This is what makes cryptocurrencies so hard. We are not used to designing economic structures from scratch, and predicting all future human interactions is close to impossible. We are entering new territory and learning on the fly.
At the same time, this is the reason why crypto economics is so essential. If rules are not correctly defined, a decentralized system is bound to collapse and fail. This is where proper mechanism design comes in. Mechanism design is a field in economics and game theory focused on designing mechanisms to incentivize or disincentivize behaviors within a system toward desired objectives.
At the core of crypto economics, a token exists as the primary tool to control a protocol’s micro-economy. A well-designed system properly manages the incentives and distribution of tokens within the corresponding network of participants. Decentralized systems thrive when tokenized incentives are accurately aligned.
Crypto economics is helping us create systems where those who adhere to and protect the rules of the game receive rewards, while those attempting to break the rules face financial walls which disincentivize their behavior thus safeguarding the network. In Bitcoin, for example, miners who are honest and verify transactions receive block rewards (currently 12.5 new minted bitcoin plus fees) for their work, while those who are dishonest face wasting their computing power, energy, and money, making it an expensive, unprofitable and fruitless endeavor.
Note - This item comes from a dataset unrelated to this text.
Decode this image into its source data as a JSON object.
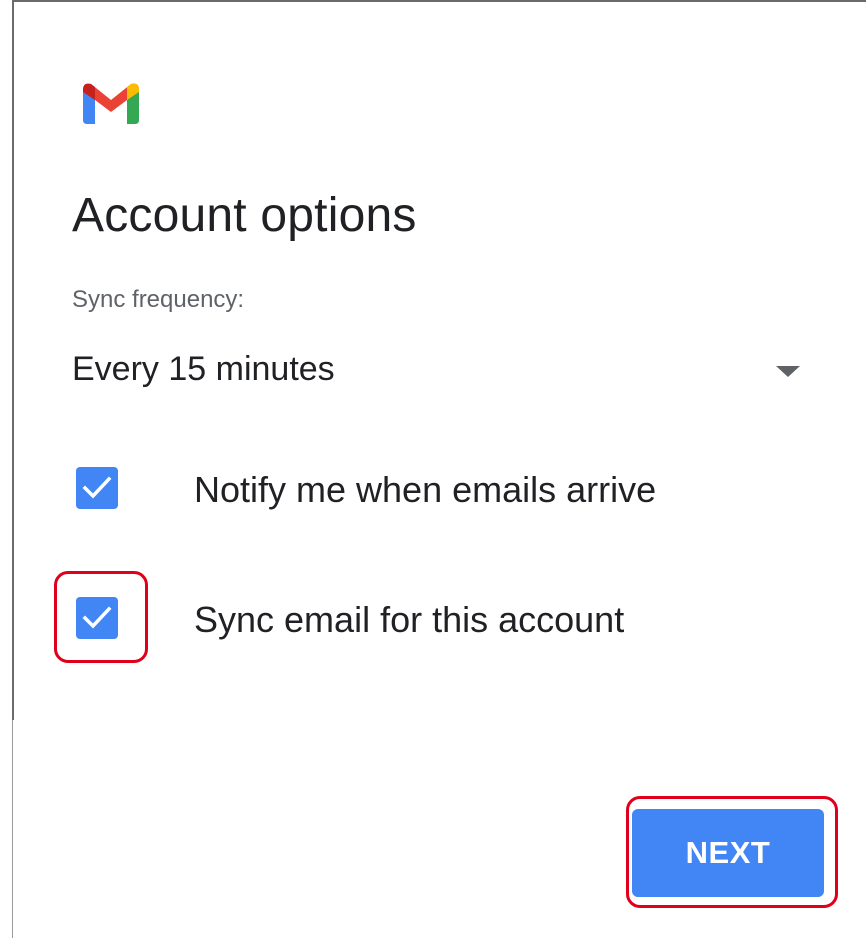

Lately, the ever going ICO craze has diverted attention away from the importance of tokens within a decentralized system. ICOs are an innovative way to raise capital from a wider audience of supporters without having to give away any shares of a company. However, it is essential to understand that tokens are not just a tool for an ICO, but a vital cog in a decentralized system’s ability to function.
Tokens must be an integral element of the network in which they exist to have any value. A token’s utility should be what secures and governs the behavior of the users within the network. Failure to achieve this will ultimately result in the failure of a system. Conversely, decentralized networks that effectively utilize crypto economic principles to operate can offer new and innovative network constraints built with internal mandates and incentives that encourage all stakeholders to act in the interest of the network.
The Radix core is designed to be fast, fair, and simple. Due to its highly efficient consensus mechanism, anyone can run a node on standard commercial hardware. Every network participant is a first-class citizen of the network, and you don't require high computing power or starting capital to be a helpful participant of the network. Moreover, due to its highly sharded nature, any type of device, depending on its computational and storage capacity will support the network as much as it can manage to. This reduces the barrier to entry massively, creating a fair participating ground everyone and effectively eliminating miner centralization and thus enabling conditions for maximum decentralization.
In the Radix network, each node keeps a full/partial copy of the ledger known as shards. Each node communicates and collaborates with each other to validate, secure and maintain the distributed ledger.
If you are the submission node and you did the useful work of validating, storing and communicating a new transaction along with the other neighboring nodes in your shard, then you get the transaction fee.
Moreover, all nodes that generate valid temporal proofs in supporting the network are also chosen to earn a partial reward out of the new token supply minted by the monetary supply policy.
Thus, Reward is a function of adding both fees earned by validating transactions and funds earned from total supply inflation.